- [Description of the task]:
Your response should consist of the records below, repeated exactly.

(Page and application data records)
______________________________

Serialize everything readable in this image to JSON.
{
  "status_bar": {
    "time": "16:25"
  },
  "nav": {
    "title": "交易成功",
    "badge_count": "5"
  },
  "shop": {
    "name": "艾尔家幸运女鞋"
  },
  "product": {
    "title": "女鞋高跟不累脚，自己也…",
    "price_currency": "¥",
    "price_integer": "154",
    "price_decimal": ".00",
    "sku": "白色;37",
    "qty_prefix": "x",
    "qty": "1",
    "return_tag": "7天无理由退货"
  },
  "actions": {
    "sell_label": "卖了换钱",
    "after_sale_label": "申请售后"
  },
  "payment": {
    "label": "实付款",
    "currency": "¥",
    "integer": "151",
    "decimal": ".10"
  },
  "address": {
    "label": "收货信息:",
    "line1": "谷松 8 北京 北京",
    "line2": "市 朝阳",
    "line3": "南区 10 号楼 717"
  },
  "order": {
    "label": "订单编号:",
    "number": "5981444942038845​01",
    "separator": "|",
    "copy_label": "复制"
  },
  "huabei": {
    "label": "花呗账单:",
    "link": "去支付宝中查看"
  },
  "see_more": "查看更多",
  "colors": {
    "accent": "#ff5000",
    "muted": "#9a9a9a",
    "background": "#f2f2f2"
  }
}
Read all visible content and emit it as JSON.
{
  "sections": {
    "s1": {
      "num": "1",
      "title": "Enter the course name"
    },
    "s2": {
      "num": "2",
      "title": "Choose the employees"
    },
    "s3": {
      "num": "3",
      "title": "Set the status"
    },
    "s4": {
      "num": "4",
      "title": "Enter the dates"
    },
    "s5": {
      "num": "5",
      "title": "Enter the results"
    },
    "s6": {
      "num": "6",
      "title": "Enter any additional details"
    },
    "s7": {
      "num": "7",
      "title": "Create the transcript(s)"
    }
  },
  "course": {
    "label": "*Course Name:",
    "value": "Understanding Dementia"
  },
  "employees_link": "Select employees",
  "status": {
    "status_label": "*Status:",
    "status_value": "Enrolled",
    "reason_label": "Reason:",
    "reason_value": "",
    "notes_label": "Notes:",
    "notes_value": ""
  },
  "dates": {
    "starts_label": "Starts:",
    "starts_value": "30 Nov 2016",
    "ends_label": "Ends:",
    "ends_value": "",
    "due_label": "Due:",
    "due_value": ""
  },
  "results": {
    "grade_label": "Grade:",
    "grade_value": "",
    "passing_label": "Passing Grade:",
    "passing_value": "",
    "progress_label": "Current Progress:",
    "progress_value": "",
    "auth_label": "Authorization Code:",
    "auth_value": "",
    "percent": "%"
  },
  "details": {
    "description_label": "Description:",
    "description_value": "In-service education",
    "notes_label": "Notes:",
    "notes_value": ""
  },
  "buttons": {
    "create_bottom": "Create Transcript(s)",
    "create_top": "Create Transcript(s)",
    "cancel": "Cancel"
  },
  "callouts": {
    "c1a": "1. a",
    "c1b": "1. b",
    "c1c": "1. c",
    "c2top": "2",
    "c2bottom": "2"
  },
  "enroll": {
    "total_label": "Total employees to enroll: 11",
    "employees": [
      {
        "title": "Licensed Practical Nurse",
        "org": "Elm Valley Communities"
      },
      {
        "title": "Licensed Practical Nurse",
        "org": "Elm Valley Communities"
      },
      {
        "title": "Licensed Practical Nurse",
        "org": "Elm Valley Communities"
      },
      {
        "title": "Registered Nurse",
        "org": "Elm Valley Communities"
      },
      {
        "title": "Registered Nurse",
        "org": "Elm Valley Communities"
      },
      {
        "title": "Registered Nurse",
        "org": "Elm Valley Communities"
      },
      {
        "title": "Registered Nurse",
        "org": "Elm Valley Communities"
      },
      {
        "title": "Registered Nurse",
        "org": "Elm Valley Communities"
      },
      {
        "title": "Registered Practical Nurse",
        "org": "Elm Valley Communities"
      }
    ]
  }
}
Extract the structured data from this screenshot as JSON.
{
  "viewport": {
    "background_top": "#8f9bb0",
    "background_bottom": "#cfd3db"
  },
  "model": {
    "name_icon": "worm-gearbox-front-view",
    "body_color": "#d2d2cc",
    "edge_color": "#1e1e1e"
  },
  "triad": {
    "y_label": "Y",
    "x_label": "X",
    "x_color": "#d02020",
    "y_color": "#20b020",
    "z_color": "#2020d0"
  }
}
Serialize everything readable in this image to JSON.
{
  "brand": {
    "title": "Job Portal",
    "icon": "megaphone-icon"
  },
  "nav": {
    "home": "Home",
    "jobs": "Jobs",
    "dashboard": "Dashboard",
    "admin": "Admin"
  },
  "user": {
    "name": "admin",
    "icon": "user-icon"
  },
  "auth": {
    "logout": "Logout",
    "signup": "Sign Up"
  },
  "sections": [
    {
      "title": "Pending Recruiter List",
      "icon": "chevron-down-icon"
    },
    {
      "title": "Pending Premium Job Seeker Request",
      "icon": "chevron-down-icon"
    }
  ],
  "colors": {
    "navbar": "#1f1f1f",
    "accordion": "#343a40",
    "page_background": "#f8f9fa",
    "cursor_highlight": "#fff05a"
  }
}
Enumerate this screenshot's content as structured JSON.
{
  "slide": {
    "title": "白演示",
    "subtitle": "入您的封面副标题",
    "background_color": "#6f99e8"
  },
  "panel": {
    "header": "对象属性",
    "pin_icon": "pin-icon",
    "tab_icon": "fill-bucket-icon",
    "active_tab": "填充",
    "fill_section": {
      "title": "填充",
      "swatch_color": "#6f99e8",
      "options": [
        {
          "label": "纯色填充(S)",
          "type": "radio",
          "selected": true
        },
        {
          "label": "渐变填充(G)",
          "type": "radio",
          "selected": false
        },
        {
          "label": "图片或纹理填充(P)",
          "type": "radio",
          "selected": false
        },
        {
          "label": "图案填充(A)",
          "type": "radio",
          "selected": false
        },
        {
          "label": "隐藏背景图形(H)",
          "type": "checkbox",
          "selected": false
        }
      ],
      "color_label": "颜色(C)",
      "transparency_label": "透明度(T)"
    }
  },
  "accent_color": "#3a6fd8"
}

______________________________

- [Result for this exercise]:
Serialize everything readable in this image to JSON.
{
  "status_bar": {
    "time": "16:25"
  },
  "nav": {
    "title": "交易成功",
    "badge_count": "5"
  },
  "shop": {
    "name": "艾尔家幸运女鞋"
  },
  "product": {
    "title": "女鞋高跟不累脚，自己也…",
    "price_currency": "¥",
    "price_integer": "154",
    "price_decimal": ".00",
    "sku": "白色;37",
    "qty_prefix": "x",
    "qty": "1",
    "return_tag": "7天无理由退货"
  },
  "actions": {
    "sell_label": "卖了换钱",
    "after_sale_label": "申请售后"
  },
  "payment": {
    "label": "实付款",
    "currency": "¥",
    "integer": "151",
    "decimal": ".10"
  },
  "address": {
    "label": "收货信息:",
    "line1": "谷松 8 北京 北京",
    "line2": "市 朝阳",
    "line3": "南区 10 号楼 717"
  },
  "order": {
    "label": "订单编号:",
    "number": "5981444942038845​01",
    "separator": "|",
    "copy_label": "复制"
  },
  "huabei": {
    "label": "花呗账单:",
    "link": "去支付宝中查看"
  },
  "see_more": "查看更多",
  "colors": {
    "accent": "#ff5000",
    "muted": "#9a9a9a",
    "background": "#f2f2f2"
  }
}
Read all visible content and emit it as JSON.
{
  "sections": {
    "s1": {
      "num": "1",
      "title": "Enter the course name"
    },
    "s2": {
      "num": "2",
      "title": "Choose the employees"
    },
    "s3": {
      "num": "3",
      "title": "Set the status"
    },
    "s4": {
      "num": "4",
      "title": "Enter the dates"
    },
    "s5": {
      "num": "5",
      "title": "Enter the results"
    },
    "s6": {
      "num": "6",
      "title": "Enter any additional details"
    },
    "s7": {
      "num": "7",
      "title": "Create the transcript(s)"
    }
  },
  "course": {
    "label": "*Course Name:",
    "value": "Understanding Dementia"
  },
  "employees_link": "Select employees",
  "status": {
    "status_label": "*Status:",
    "status_value": "Enrolled",
    "reason_label": "Reason:",
    "reason_value": "",
    "notes_label": "Notes:",
    "notes_value": ""
  },
  "dates": {
    "starts_label": "Starts:",
    "starts_value": "30 Nov 2016",
    "ends_label": "Ends:",
    "ends_value": "",
    "due_label": "Due:",
    "due_value": ""
  },
  "results": {
    "grade_label": "Grade:",
    "grade_value": "",
    "passing_label": "Passing Grade:",
    "passing_value": "",
    "progress_label": "Current Progress:",
    "progress_value": "",
    "auth_label": "Authorization Code:",
    "auth_value": "",
    "percent": "%"
  },
  "details": {
    "description_label": "Description:",
    "description_value": "In-service education",
    "notes_label": "Notes:",
    "notes_value": ""
  },
  "buttons": {
    "create_bottom": "Create Transcript(s)",
    "create_top": "Create Transcript(s)",
    "cancel": "Cancel"
  },
  "callouts": {
    "c1a": "1. a",
    "c1b": "1. b",
    "c1c": "1. c",
    "c2top": "2",
    "c2bottom": "2"
  },
  "enroll": {
    "total_label": "Total employees to enroll: 11",
    "employees": [
      {
        "title": "Licensed Practical Nurse",
        "org": "Elm Valley Communities"
      },
      {
        "title": "Licensed Practical Nurse",
        "org": "Elm Valley Communities"
      },
      {
        "title": "Licensed Practical Nurse",
        "org": "Elm Valley Communities"
      },
      {
        "title": "Registered Nurse",
        "org": "Elm Valley Communities"
      },
      {
        "title": "Registered Nurse",
        "org": "Elm Valley Communities"
      },
      {
        "title": "Registered Nurse",
        "org": "Elm Valley Communities"
      },
      {
        "title": "Registered Nurse",
        "org": "Elm Valley Communities"
      },
      {
        "title": "Registered Nurse",
        "org": "Elm Valley Communities"
      },
      {
        "title": "Registered Practical Nurse",
        "org": "Elm Valley Communities"
      }
    ]
  }
}
Extract the structured data from this screenshot as JSON.
{
  "viewport": {
    "background_top": "#8f9bb0",
    "background_bottom": "#cfd3db"
  },
  "model": {
    "name_icon": "worm-gearbox-front-view",
    "body_color": "#d2d2cc",
    "edge_color": "#1e1e1e"
  },
  "triad": {
    "y_label": "Y",
    "x_label": "X",
    "x_color": "#d02020",
    "y_color": "#20b020",
    "z_color": "#2020d0"
  }
}
Serialize everything readable in this image to JSON.
{
  "brand": {
    "title": "Job Portal",
    "icon": "megaphone-icon"
  },
  "nav": {
    "home": "Home",
    "jobs": "Jobs",
    "dashboard": "Dashboard",
    "admin": "Admin"
  },
  "user": {
    "name": "admin",
    "icon": "user-icon"
  },
  "auth": {
    "logout": "Logout",
    "signup": "Sign Up"
  },
  "sections": [
    {
      "title": "Pending Recruiter List",
      "icon": "chevron-down-icon"
    },
    {
      "title": "Pending Premium Job Seeker Request",
      "icon": "chevron-down-icon"
    }
  ],
  "colors": {
    "navbar": "#1f1f1f",
    "accordion": "#343a40",
    "page_background": "#f8f9fa",
    "cursor_highlight": "#fff05a"
  }
}
Enumerate this screenshot's content as structured JSON.
{
  "slide": {
    "title": "白演示",
    "subtitle": "入您的封面副标题",
    "background_color": "#6f99e8"
  },
  "panel": {
    "header": "对象属性",
    "pin_icon": "pin-icon",
    "tab_icon": "fill-bucket-icon",
    "active_tab": "填充",
    "fill_section": {
      "title": "填充",
      "swatch_color": "#6f99e8",
      "options": [
        {
          "label": "纯色填充(S)",
          "type": "radio",
          "selected": true
        },
        {
          "label": "渐变填充(G)",
          "type": "radio",
          "selected": false
        },
        {
          "label": "图片或纹理填充(P)",
          "type": "radio",
          "selected": false
        },
        {
          "label": "图案填充(A)",
          "type": "radio",
          "selected": false
        },
        {
          "label": "隐藏背景图形(H)",
          "type": "checkbox",
          "selected": false
        }
      ],
      "color_label": "颜色(C)",
      "transparency_label": "透明度(T)"
    }
  },
  "accent_color": "#3a6fd8"
}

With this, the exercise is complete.